* [Material shown]
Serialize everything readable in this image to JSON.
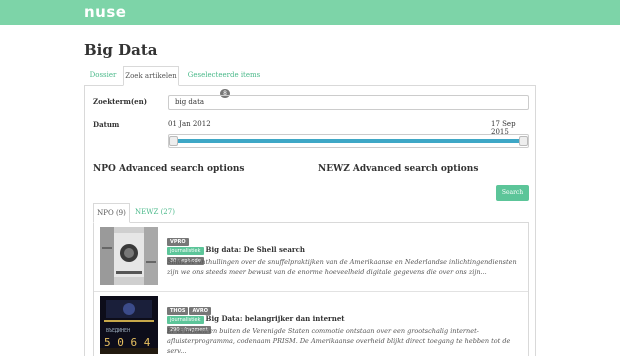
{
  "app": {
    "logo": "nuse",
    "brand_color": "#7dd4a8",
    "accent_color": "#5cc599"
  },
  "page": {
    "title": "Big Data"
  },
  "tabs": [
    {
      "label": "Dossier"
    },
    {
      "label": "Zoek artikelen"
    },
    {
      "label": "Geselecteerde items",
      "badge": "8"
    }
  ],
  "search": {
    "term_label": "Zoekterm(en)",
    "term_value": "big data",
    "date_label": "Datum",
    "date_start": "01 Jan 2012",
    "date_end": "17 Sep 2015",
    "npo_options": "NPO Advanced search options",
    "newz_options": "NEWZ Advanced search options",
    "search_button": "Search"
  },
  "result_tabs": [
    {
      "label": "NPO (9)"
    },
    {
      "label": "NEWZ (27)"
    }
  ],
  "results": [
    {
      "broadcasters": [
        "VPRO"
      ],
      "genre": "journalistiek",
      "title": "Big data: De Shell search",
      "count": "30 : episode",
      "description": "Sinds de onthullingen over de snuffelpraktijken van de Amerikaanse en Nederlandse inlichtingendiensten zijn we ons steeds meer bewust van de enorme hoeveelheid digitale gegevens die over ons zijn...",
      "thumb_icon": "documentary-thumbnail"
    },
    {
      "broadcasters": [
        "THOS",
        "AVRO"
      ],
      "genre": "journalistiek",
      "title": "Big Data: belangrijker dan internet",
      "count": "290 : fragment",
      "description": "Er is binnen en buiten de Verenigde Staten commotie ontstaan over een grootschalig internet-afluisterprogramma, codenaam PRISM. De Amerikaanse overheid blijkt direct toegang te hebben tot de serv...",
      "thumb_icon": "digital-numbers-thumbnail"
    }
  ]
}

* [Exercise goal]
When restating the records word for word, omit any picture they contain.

* [Solution to this problem]
Serialize everything readable in this image to JSON.
{
  "app": {
    "logo": "nuse",
    "brand_color": "#7dd4a8",
    "accent_color": "#5cc599"
  },
  "page": {
    "title": "Big Data"
  },
  "tabs": [
    {
      "label": "Dossier"
    },
    {
      "label": "Zoek artikelen"
    },
    {
      "label": "Geselecteerde items",
      "badge": "8"
    }
  ],
  "search": {
    "term_label": "Zoekterm(en)",
    "term_value": "big data",
    "date_label": "Datum",
    "date_start": "01 Jan 2012",
    "date_end": "17 Sep 2015",
    "npo_options": "NPO Advanced search options",
    "newz_options": "NEWZ Advanced search options",
    "search_button": "Search"
  },
  "result_tabs": [
    {
      "label": "NPO (9)"
    },
    {
      "label": "NEWZ (27)"
    }
  ],
  "results": [
    {
      "broadcasters": [
        "VPRO"
      ],
      "genre": "journalistiek",
      "title": "Big data: De Shell search",
      "count": "30 : episode",
      "description": "Sinds de onthullingen over de snuffelpraktijken van de Amerikaanse en Nederlandse inlichtingendiensten zijn we ons steeds meer bewust van de enorme hoeveelheid digitale gegevens die over ons zijn...",
      "thumb_icon": "documentary-thumbnail"
    },
    {
      "broadcasters": [
        "THOS",
        "AVRO"
      ],
      "genre": "journalistiek",
      "title": "Big Data: belangrijker dan internet",
      "count": "290 : fragment",
      "description": "Er is binnen en buiten de Verenigde Staten commotie ontstaan over een grootschalig internet-afluisterprogramma, codenaam PRISM. De Amerikaanse overheid blijkt direct toegang te hebben tot de serv...",
      "thumb_icon": "digital-numbers-thumbnail"
    }
  ]
}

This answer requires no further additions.